→ **TASK DESCRIPTION**: When a line of the entries below contains "Сергей", it counts once; state how many such lines there are and nothing else.

*** Opening of DATA SHOWN ***

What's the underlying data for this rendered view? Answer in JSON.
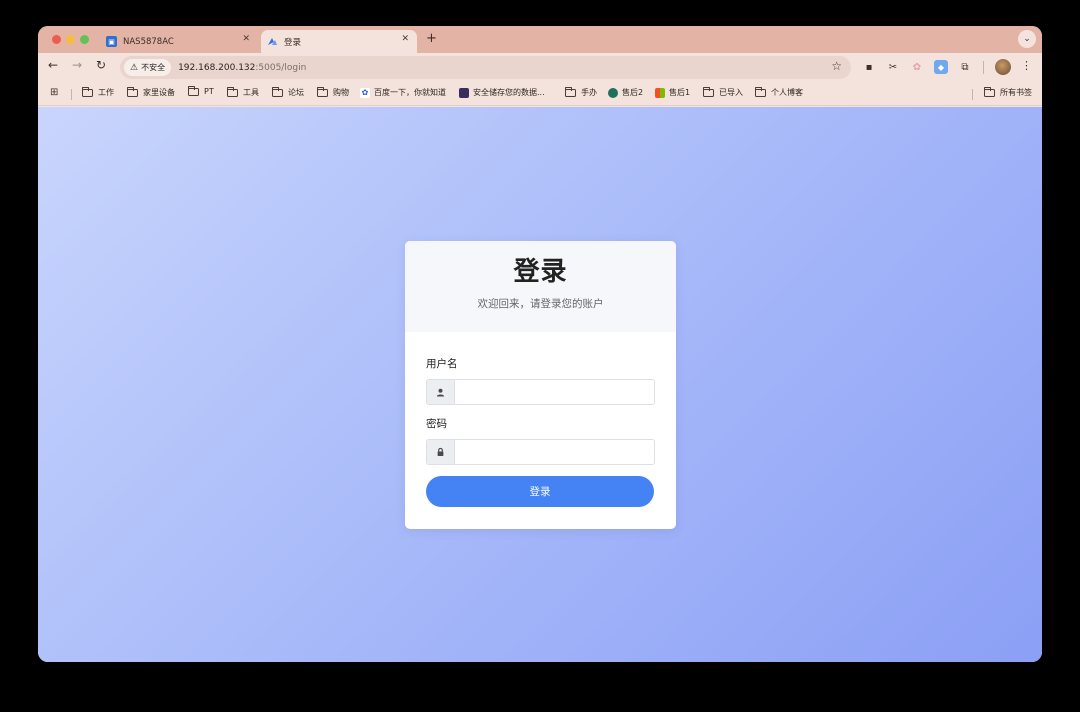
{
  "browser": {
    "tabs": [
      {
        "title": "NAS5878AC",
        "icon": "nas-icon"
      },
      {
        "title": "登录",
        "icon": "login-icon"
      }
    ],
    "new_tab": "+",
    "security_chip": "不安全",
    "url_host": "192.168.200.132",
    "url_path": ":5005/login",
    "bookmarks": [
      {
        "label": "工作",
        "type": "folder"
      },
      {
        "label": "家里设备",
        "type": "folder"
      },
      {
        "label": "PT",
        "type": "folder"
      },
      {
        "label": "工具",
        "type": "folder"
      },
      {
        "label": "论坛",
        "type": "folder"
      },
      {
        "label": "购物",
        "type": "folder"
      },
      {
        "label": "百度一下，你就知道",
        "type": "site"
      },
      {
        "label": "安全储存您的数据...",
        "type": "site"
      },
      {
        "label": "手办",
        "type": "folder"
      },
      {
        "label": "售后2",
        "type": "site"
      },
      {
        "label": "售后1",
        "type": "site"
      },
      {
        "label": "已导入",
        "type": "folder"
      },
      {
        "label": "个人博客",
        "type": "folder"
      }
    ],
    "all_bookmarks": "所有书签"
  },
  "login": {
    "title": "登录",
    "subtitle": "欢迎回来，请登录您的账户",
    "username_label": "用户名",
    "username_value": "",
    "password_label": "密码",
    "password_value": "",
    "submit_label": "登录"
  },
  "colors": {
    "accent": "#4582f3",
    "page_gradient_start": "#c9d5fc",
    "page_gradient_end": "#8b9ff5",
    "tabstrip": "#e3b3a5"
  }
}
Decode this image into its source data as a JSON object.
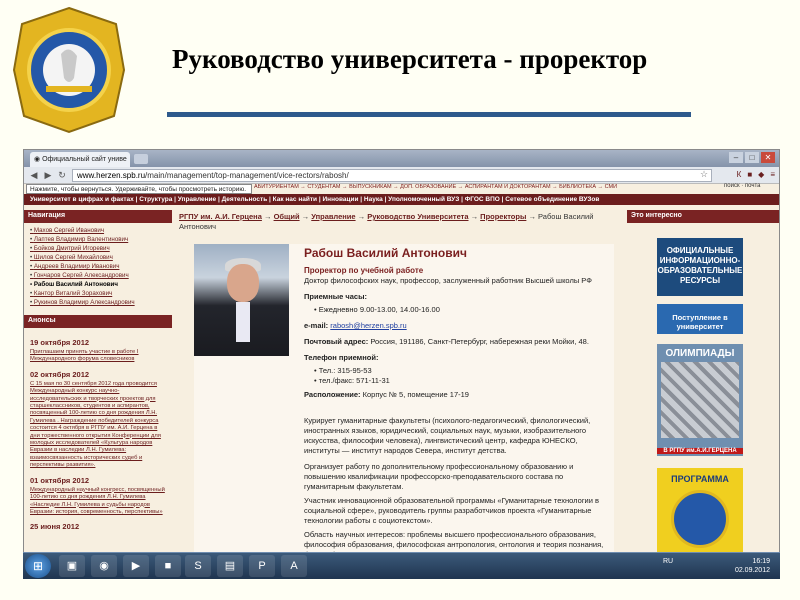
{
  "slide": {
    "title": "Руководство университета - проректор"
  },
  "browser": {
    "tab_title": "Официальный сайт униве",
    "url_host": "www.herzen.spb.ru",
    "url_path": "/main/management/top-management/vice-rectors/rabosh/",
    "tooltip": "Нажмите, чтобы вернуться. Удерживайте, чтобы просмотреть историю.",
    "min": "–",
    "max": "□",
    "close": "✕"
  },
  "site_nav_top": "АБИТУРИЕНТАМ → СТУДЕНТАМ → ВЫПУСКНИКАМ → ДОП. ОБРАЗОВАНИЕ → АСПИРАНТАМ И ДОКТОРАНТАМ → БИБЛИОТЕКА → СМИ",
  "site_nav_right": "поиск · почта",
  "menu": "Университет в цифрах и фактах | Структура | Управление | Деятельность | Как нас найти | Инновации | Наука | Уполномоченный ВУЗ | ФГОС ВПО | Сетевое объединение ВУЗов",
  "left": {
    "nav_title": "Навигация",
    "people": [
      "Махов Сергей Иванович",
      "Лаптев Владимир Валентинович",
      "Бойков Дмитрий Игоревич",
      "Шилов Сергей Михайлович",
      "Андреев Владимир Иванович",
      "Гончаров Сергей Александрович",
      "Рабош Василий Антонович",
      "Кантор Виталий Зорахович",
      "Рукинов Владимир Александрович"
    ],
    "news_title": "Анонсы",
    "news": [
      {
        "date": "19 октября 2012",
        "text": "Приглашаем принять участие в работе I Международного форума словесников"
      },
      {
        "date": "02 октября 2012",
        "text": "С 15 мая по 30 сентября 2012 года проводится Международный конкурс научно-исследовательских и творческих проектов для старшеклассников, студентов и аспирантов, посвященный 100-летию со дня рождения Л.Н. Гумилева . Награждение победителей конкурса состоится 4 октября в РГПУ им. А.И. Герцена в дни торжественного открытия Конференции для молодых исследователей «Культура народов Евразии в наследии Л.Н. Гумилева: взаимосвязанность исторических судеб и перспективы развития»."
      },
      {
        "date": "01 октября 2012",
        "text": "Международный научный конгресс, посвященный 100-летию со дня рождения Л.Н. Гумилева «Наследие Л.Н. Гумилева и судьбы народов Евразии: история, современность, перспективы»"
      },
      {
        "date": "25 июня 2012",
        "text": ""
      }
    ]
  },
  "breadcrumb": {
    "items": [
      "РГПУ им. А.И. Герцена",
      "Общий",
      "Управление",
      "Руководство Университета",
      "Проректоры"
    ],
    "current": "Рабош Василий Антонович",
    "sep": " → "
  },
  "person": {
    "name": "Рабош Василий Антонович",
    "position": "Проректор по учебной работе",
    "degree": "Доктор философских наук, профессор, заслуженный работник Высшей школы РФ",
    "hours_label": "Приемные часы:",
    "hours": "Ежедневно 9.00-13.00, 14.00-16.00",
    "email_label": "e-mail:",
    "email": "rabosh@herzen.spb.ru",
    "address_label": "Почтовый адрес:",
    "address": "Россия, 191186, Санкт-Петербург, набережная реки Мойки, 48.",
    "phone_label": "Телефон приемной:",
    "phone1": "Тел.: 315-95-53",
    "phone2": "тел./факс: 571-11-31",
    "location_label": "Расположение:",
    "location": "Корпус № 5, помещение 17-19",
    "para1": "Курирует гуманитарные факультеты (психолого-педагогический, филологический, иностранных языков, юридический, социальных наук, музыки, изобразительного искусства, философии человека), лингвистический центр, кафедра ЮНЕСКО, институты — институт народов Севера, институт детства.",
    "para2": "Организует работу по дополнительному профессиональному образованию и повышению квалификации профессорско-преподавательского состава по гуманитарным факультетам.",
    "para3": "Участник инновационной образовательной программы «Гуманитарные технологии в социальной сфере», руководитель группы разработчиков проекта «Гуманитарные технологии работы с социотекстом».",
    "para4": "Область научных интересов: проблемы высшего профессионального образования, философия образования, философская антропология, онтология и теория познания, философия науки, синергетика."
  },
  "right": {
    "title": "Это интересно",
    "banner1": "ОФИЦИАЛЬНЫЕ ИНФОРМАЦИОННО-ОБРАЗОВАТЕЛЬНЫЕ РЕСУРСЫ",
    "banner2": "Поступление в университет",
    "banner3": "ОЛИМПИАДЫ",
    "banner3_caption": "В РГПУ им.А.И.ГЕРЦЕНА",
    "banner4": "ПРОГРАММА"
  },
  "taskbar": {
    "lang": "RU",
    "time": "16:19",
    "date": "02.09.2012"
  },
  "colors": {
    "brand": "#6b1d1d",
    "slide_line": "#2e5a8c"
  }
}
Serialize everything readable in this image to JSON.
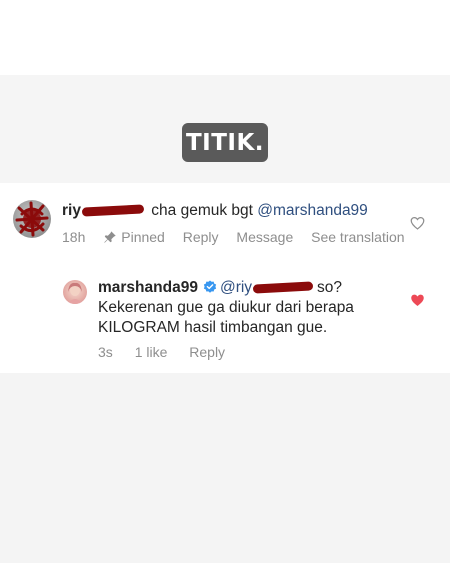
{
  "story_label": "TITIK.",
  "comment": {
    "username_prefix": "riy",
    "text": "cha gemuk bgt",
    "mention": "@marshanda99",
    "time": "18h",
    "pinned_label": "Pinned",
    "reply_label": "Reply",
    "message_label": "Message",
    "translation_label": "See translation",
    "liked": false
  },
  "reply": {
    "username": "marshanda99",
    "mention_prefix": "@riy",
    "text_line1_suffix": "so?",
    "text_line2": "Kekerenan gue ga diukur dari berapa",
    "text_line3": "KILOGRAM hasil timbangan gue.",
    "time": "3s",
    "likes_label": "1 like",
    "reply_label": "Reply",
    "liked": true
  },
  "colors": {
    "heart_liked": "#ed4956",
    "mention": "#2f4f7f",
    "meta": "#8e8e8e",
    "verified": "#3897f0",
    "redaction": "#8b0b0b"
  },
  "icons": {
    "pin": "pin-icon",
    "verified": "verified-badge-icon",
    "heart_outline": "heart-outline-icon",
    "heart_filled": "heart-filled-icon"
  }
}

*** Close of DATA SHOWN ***

→ **ANSWER AREA**: 3